**ABOUT THIS EXERCISE:**
Find all lines below containing the string "your" and return them.

(Data items)

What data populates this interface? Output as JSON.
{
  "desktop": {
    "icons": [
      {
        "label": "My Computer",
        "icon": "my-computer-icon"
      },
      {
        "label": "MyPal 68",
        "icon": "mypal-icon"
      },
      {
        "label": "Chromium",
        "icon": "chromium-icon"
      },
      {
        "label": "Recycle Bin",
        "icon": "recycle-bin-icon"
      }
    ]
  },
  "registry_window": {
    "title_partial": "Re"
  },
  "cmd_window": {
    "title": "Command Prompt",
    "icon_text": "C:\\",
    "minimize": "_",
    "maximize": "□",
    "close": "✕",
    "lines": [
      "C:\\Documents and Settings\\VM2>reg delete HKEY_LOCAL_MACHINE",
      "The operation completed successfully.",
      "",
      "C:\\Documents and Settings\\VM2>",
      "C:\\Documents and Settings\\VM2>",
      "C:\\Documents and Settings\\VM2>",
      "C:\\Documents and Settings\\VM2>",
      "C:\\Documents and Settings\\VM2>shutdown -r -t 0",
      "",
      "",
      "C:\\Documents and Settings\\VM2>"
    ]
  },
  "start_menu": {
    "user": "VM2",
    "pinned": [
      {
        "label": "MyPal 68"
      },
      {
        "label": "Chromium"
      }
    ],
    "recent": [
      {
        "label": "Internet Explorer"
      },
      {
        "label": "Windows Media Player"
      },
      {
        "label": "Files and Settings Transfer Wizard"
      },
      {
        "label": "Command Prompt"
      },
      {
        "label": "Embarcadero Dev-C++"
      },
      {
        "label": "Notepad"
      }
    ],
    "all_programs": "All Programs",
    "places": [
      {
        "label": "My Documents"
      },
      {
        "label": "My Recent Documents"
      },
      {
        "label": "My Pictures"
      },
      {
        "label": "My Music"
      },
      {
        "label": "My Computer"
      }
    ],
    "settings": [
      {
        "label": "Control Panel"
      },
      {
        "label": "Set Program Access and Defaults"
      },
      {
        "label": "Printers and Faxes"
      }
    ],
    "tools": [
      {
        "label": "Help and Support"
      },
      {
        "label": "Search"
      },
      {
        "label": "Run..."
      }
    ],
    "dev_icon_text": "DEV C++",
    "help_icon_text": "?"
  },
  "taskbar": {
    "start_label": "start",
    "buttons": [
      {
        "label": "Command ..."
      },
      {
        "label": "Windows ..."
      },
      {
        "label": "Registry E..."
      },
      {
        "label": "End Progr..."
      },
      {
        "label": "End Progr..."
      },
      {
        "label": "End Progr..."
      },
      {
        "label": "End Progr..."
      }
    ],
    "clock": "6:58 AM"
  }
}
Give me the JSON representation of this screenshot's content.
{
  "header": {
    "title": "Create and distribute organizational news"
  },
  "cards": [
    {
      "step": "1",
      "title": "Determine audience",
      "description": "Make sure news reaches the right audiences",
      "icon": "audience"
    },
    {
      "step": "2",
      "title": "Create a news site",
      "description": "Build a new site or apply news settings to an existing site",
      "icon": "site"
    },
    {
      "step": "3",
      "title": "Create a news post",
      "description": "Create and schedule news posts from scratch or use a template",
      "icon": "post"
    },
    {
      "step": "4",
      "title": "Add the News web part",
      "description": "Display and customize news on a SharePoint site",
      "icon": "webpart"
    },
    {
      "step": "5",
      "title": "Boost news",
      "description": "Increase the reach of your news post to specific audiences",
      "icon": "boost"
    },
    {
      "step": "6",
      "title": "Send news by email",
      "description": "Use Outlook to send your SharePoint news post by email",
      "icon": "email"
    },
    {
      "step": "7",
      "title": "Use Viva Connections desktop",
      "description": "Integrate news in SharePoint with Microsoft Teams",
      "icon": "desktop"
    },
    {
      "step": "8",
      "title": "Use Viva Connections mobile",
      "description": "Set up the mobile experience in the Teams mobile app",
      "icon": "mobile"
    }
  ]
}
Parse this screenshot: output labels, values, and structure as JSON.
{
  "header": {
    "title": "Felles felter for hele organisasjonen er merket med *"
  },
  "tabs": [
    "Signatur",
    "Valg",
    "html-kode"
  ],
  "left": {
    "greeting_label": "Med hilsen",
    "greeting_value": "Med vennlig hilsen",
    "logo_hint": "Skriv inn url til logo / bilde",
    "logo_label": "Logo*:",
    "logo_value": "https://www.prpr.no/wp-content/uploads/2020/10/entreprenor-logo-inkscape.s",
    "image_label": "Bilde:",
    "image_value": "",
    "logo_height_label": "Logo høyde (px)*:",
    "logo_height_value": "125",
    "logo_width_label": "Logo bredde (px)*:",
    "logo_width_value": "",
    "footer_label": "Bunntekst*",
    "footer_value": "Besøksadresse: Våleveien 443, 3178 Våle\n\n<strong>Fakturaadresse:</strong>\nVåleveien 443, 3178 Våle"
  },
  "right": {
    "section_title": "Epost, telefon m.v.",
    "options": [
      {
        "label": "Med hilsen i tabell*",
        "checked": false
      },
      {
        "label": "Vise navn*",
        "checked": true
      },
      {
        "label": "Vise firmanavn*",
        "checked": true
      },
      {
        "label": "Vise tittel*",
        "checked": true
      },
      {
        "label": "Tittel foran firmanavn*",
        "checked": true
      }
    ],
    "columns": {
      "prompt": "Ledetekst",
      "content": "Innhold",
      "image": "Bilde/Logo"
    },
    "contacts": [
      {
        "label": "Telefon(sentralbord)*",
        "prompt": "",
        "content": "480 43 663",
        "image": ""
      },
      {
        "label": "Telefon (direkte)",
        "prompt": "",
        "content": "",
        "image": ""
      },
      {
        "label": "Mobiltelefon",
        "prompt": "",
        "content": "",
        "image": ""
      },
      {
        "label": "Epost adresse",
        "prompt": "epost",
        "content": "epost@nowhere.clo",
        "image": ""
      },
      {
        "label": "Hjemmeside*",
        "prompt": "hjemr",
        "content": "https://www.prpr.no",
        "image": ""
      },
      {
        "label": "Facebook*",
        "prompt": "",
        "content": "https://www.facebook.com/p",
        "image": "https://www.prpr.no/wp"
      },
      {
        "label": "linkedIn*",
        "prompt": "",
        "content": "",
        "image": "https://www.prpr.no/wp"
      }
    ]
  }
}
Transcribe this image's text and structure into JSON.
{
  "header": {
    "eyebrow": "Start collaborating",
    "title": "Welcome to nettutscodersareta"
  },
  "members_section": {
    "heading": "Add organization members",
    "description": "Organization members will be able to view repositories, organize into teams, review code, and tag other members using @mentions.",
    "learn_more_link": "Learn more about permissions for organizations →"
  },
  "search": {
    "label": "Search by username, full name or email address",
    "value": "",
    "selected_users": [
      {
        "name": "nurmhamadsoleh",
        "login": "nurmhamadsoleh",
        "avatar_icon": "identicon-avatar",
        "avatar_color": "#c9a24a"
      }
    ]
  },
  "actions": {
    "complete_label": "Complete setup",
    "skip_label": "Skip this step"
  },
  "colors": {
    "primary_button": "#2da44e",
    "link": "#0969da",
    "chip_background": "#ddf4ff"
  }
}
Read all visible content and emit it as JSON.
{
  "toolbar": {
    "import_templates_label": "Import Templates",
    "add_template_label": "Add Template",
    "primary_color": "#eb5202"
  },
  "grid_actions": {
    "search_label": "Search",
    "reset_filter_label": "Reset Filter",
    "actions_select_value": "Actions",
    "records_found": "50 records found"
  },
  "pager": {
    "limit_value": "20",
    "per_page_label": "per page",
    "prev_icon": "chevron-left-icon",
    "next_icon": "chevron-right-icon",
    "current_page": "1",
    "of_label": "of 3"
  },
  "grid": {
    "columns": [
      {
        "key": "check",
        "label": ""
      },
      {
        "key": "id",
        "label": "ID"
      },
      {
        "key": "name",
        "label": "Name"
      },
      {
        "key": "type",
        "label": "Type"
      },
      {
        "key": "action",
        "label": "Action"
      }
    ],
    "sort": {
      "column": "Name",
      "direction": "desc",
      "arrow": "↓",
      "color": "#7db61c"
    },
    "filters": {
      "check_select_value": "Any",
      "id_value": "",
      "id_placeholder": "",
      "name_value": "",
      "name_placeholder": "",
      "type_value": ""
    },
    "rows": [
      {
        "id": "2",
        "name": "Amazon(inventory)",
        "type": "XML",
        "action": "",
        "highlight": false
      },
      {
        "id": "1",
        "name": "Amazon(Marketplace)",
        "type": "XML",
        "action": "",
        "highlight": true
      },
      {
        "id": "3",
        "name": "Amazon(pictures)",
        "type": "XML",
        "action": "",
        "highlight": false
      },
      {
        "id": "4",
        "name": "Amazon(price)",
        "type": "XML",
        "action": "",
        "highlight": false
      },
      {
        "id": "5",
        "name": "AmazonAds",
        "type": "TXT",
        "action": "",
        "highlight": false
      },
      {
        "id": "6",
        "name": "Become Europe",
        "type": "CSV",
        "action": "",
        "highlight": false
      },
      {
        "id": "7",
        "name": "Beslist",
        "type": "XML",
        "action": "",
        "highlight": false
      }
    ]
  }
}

**SOLUTION TO THIS EXERCISE:**
      "description": "Increase the reach of your news post to specific audiences",
      "description": "Use Outlook to send your SharePoint news post by email",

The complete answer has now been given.